Walsh had Lewis to thank for his own conversion. “In my case there was no childhood faith,” Walsh wrote in an account of how he eventually found the Christian path. “If I ever believed in God as a small child, no memory of the time remains with me. I regarded myself as an atheist from the moment I learned to read—and, indeed, pamphlet editions of Ingersoll, et cetera, were part of my earliest reading.”

At the University of Virginia, Walsh, as a student, found himself free of the dominant Christianity of his small hometown of Marion, Virginia, and flourished as a convinced atheist—at least until world circumstances forced him to think more seriously.

The rise of Hitler in Germany, and the growing awareness of the actions of that regime, forced him to confront the problem of evil in the world. Walsh’s companions in atheism and/or agnosticism, when challenged by Walsh to come up with a response to what Hitler was doing, would provide excuses, albeit excuses that were actually consistent with their worldview.

Walsh recounts, “They agreed with me that the world was a senseless jungle. Very well, they reasoned, if the world is a jungle, it’s absurd to speak of right and wrong. Everything is relative. Hitler thinks he’s doing right to invade Poland and murder the Jews. Very well, it is right for him. It’s all in the way you look at it.” That response shook him. He knew he had to come to grips with the reality of evil.

Coming to grips with evil also meant coming to grips with the whole idea of right and wrong and where the concepts originated. That led him to finally consider not only the existence of God but what his response to this God might entail. In this transition period of his life, Walsh came across some of Lewis’s writings. One, in particular, changed his life forever.

PerelandraIt was in either 1944 or 1945, he recalls, on a short vacation to Vermont, that a friend enthusiastically lent him a book she had just finished reading; she just knew he would love it. That book was Perelandra, the second in Lewis’s Space Trilogy in which the protagonist, Elwin Ransom, is transported to Venus to save an innocent world from falling into sin.

Walsh was transported as well: “I quickly consumed it from cover to cover.
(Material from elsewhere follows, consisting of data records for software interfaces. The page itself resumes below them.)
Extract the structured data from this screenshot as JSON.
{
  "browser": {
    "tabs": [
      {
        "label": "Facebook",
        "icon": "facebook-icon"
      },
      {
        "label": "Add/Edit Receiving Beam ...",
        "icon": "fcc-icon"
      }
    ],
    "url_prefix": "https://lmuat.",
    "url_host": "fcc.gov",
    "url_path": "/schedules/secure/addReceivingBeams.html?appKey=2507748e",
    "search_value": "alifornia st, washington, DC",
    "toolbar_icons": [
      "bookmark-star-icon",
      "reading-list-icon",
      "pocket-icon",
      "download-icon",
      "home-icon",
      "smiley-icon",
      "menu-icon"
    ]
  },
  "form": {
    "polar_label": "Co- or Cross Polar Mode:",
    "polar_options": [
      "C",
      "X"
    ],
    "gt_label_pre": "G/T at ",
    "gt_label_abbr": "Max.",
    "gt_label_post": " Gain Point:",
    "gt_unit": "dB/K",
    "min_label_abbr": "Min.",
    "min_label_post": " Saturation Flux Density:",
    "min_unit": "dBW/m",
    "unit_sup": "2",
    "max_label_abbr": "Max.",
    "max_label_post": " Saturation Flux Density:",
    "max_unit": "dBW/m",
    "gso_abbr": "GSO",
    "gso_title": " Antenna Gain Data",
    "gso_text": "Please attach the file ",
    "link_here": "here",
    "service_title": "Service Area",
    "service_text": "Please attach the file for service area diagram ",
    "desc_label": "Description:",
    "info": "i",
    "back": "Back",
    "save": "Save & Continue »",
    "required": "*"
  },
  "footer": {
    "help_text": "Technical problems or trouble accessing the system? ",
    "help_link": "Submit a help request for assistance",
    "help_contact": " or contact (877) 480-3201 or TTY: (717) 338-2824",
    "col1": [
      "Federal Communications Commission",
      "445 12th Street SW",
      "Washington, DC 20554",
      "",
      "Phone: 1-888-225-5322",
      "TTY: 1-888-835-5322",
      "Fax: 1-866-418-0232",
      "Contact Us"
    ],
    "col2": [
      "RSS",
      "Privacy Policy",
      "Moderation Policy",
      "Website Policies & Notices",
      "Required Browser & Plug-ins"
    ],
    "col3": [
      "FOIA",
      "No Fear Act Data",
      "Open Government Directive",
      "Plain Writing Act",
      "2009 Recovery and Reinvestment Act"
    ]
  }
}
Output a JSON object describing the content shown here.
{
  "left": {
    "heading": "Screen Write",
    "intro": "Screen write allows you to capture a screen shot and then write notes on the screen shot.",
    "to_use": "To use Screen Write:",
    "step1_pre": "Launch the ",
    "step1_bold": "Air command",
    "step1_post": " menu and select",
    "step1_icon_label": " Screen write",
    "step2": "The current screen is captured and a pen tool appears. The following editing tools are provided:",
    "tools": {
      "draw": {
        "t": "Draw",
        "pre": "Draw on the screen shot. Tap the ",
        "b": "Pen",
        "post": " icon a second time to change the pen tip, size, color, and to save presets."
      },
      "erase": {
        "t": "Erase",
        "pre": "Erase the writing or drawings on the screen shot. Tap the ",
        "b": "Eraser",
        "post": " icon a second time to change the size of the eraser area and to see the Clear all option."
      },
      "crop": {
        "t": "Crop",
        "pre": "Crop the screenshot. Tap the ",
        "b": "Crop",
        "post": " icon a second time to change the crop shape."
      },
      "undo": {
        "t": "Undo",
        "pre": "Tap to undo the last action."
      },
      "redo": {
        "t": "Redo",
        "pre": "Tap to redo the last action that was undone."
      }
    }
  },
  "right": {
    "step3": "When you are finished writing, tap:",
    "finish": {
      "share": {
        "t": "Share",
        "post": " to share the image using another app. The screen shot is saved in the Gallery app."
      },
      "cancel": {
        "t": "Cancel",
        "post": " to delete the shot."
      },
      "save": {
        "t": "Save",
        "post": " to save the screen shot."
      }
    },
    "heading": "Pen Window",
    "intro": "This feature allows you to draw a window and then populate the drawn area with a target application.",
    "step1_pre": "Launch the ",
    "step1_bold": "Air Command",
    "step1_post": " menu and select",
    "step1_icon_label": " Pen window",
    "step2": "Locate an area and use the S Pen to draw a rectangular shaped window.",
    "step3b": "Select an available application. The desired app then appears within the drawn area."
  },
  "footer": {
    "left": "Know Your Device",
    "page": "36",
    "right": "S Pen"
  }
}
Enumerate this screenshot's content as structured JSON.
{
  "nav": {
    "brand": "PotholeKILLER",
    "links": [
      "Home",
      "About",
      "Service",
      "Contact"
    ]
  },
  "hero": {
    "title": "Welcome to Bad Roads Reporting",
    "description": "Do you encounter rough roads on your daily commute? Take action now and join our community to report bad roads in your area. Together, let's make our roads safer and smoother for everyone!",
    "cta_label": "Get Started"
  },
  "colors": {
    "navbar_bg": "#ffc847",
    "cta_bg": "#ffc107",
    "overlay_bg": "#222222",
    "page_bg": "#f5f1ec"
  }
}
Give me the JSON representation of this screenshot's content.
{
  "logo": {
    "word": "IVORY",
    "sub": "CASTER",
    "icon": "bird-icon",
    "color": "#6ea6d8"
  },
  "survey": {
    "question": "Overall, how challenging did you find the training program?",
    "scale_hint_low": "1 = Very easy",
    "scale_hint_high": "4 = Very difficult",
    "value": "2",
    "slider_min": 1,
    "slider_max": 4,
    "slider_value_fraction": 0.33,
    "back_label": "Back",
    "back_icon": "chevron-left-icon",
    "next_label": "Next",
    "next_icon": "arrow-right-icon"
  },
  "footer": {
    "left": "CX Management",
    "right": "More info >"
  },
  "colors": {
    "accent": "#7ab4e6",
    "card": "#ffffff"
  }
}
I was struck first of all by the sheer beauty of the book. It transported me into a kind of Elysian Fields—or better yet, an unspoiled Eden, inhabited by the innocent and unfallen.”

A second revelation was that, even though he had always been a science fiction fan, he had never read any science fiction like this, where it could be used as a “vehicle of great philosophic and psychological myth.” The third revelation, though, was the greatest of all:

Finally, and most importantly, in Perelandra I found my imagination being baptized. At the time I was slowly thinking, feeling, and fumbling my way towards the Christian faith and had reached the point where I was more than half convinced that it was true. This conviction, however, was a thing more of the mind than of the imagination and heart.

In Perelandra I got the taste and smell of Christian truth. My senses as well as my soul were baptized. It was as though an intellectual abstraction or speculation had become flesh and dwelt in its solid bodily glory among us.

As Walsh looked back on this event years later, he came to the realization that the way he found Lewis was quite typical. A person reads something by Lewis, becomes so enthused that he/she lends the book to a friend, who in turn catches that enthusiasm and passes it on to others.

For Walsh, “The result was that I began buying everything else by him that was available in America and also passed along word of the discovery to other friends. It was as though I had discovered a new ingredient in my intellectual, emotional, and spiritual diet that I had unconsciously desired but had not previously found. I think many others, coming on Lewis for the first time, felt the same way.”

As you might guess, the above is excerpted from my new book, America Discovers C. S. Lewis, which will be available in a few short weeks.